The agency’s call center in Clarksburg, W.Va., should be accountable for “at least professional negligence and at worst incompetence,” says a former bureau official.
Many former FBI agents and law enforcement experts tell McClatchy Newspapers that the vaunted federal agency failed at basic detective work and in multiple ways in bungling ominous tips about Parkland school shooter Nikolas Cruz. The most alarming warning didn’t just suggest Cruz was a likely school shooter but that he could be influenced by the Islamic terror group ISIS, both glaring red flags for national security. A specialist and supervisor at the FBI’s civilian call center in West Virginia didn’t pass the warning on to agents in South Florida. At the very least, they might have coordinated with Broward County school and law enforcement officials to ensure that an officer knocked on the troubled 19-year-old’s door and possibly stopped him from killing 17 people.

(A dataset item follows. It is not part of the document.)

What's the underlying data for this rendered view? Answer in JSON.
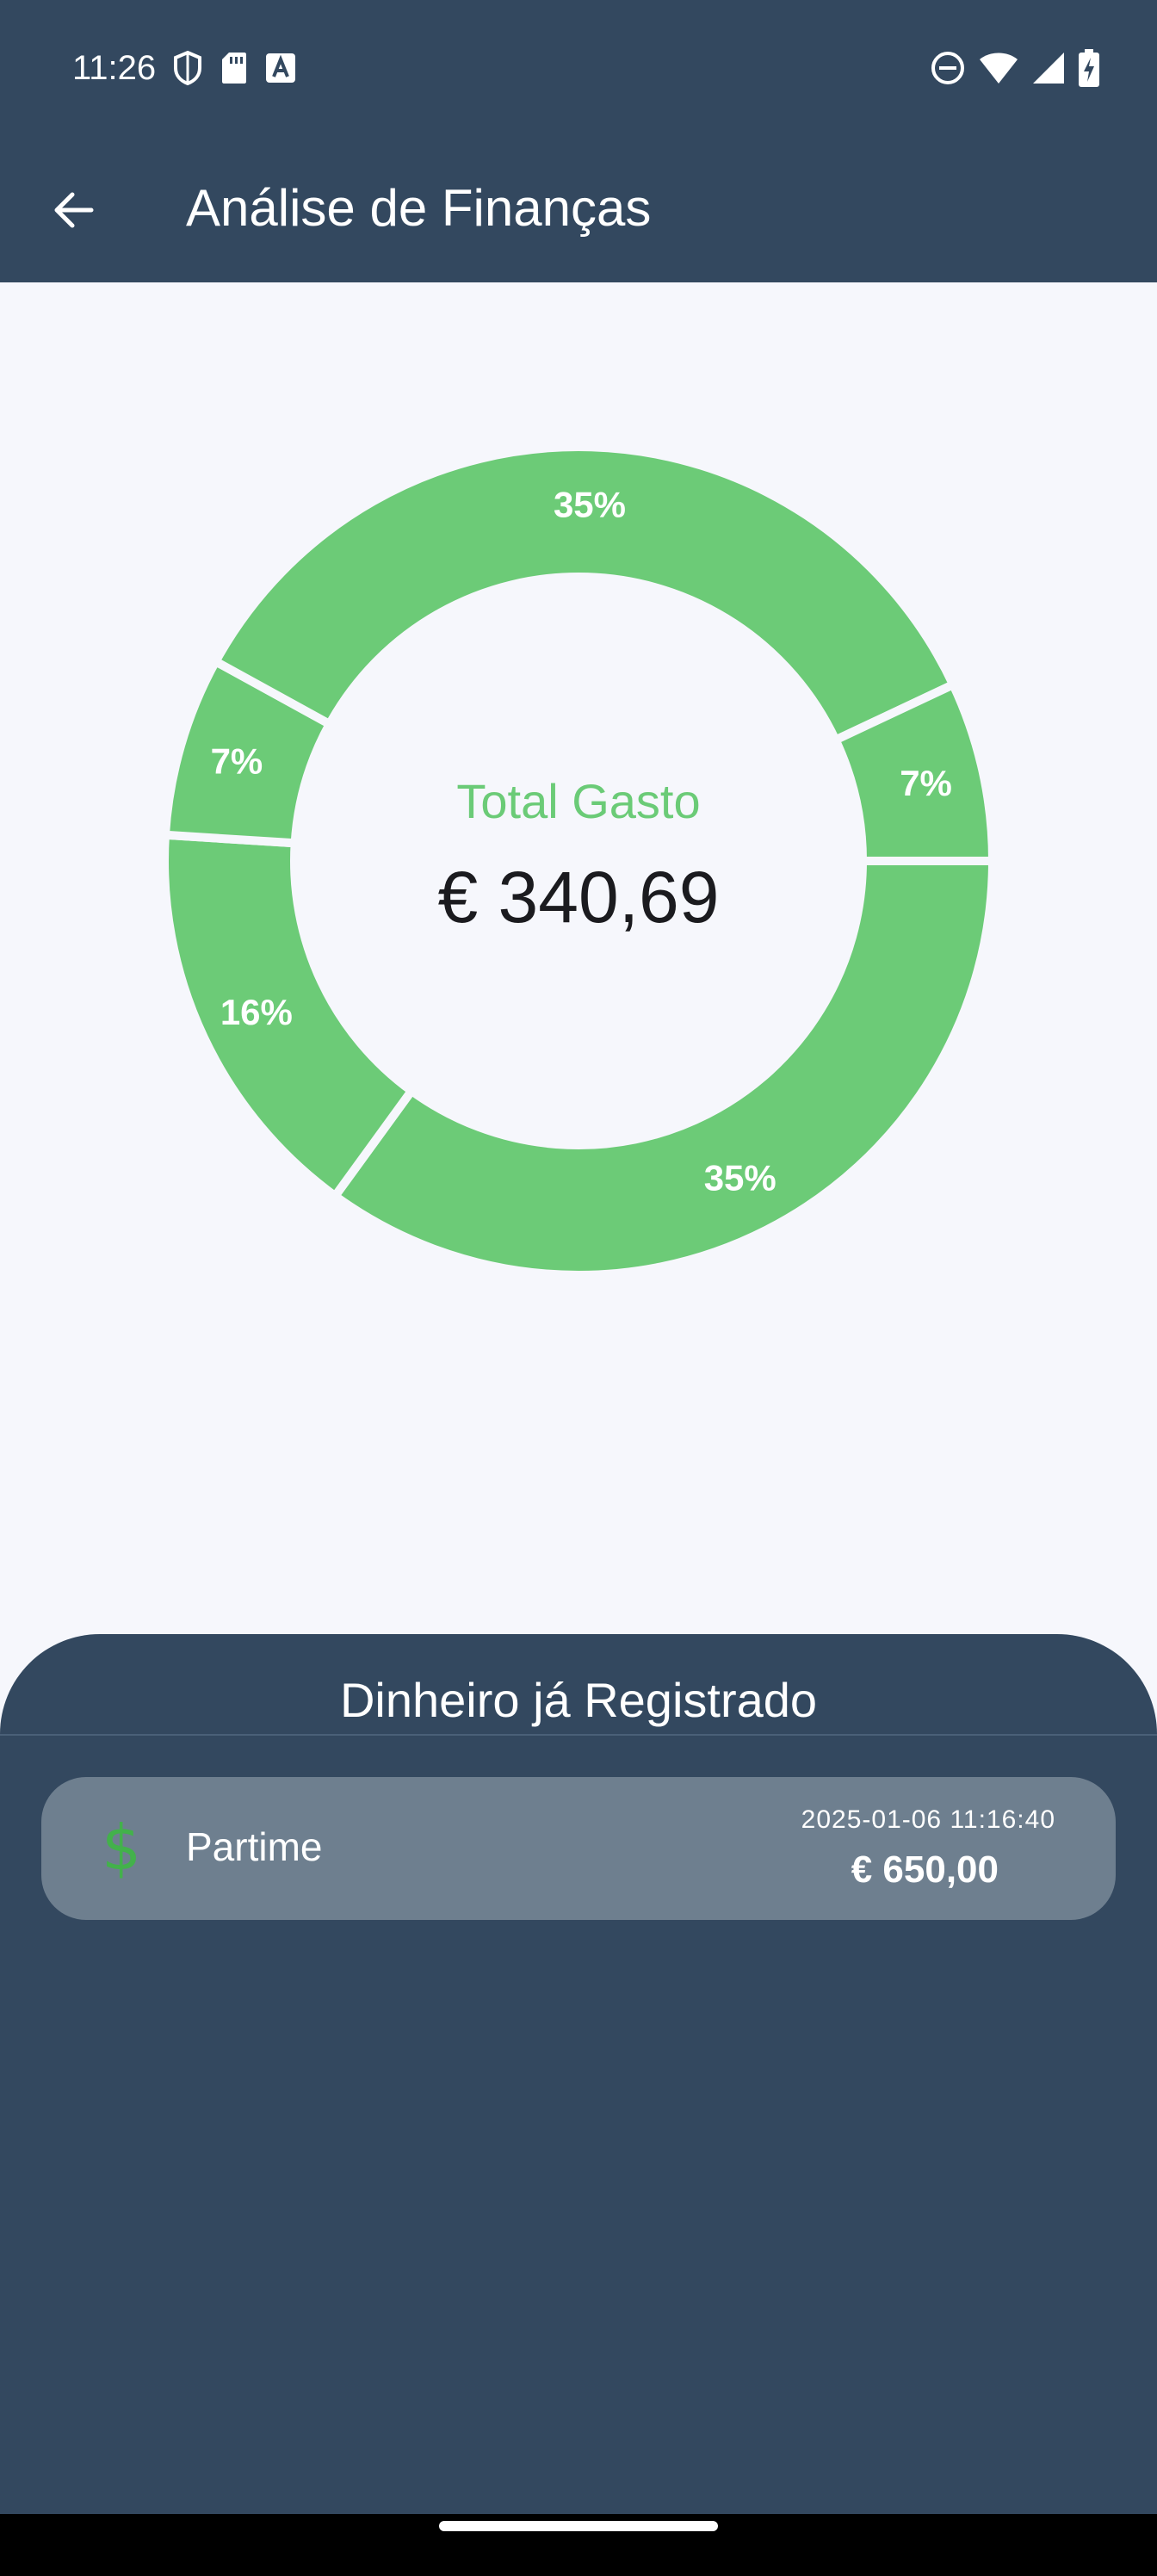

“Oh my God!” Alfred LaManna, a retired FBI agent, told the Miami Herald after reviewing a transcript of the tipster’s January call.“What gets me more than anything else … is the mere mention of ISIS and the fact that the tipster alleges his dress in one instance (is) as a potential ISIS recruit,” said LaManna. “This, alone, should have sent up a red flag to check the guy out.” Christopher Swecker, a former FBI Criminal Division chief, said the agency’s call center in Clarksburg, W.Va., should be accountable for “at least professional negligence and at worst incompetence.” Another retired agent, Gerard Forrester, said, “If I was in Miami and received this tip, I would have jumped all over it. What struck me was the insistence of the complainant that something bad is going to happen…” South Florida lawyers told the Herald that if county deputies had investigated Cruz, they could have arrested him for Instagram and YouTube posts threatening to kill classmates and shoot up the school in 2016 and 2017 while he was a student.